Of course, not everyone will be able to – or want to start learning at 5 am. This routine suits me, because I am an early riser, and 5 am is a quiet time before my daughter wakes up. What I want you to take away from my experience is that the responsibility for turning up and studying your language each week will ultimately rest with you. Providing you have made realistic choices, though, you will have created a good routine that will fits nicely around your lifestyle, and will lead to success in your language learning.

Laura says:

As a shift-worker who is frequently on call and whose schedule can get rather disrupted by emergencies at work, I have never been able to have the sort of structured routine Olly recommends. I have to be more flexible in my approach, but I still make a point of studying regularly. For instance, I am not always able to study at the time of day when I am most ‘fresh’ or alert, because that is when I have to be at work, so I sometimes have to study in the evening rather than the morning. I usually do my best work at the weekend, so that is when I aim to work on the most difficult parts (for me) and therefore I allow myself to work on the easier parts when the only time I have free in the week is in the evenings.

Activity 7 Schedule your study plan into your diary or calendar

Timing: Allow about 10 minutes

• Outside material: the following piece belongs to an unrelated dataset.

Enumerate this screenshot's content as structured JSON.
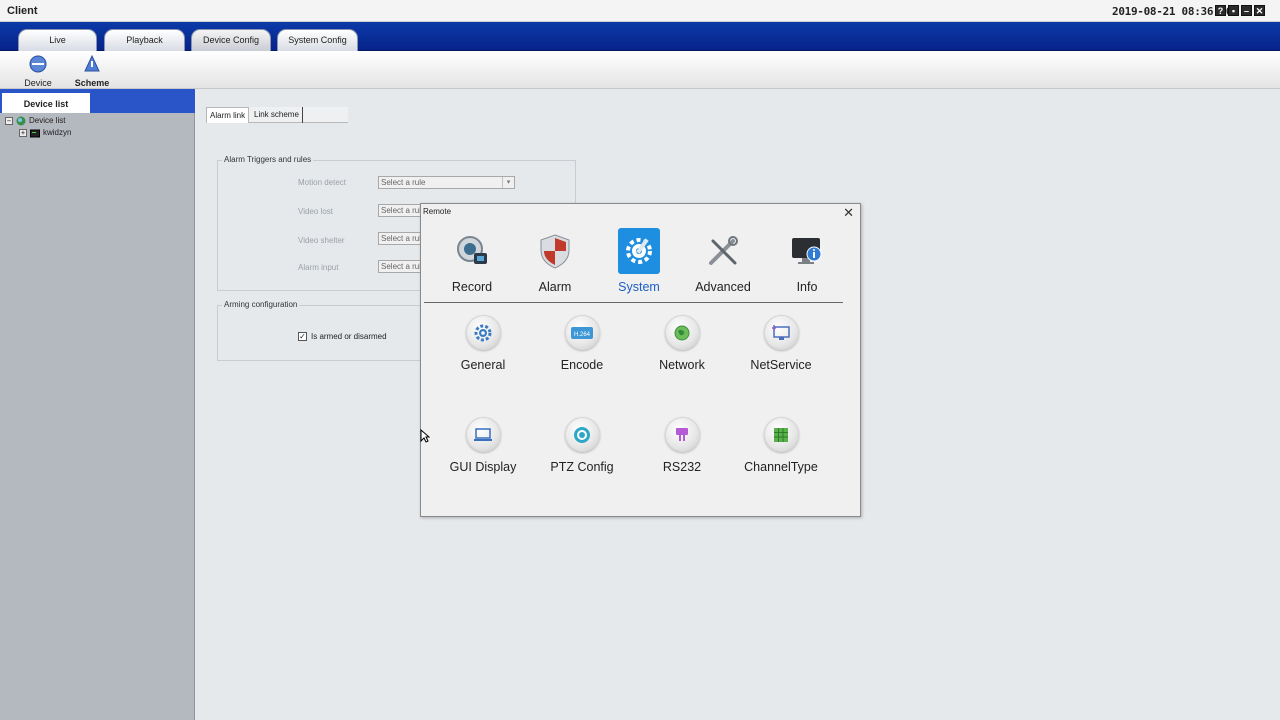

Grab your diary, and write in your new language study schedule for the next week. The point here is not to be perfect – your schedule will undoubtedly change over time. However, by making an informed plan for learning, and committing to it, you vastly increase your chances of following through.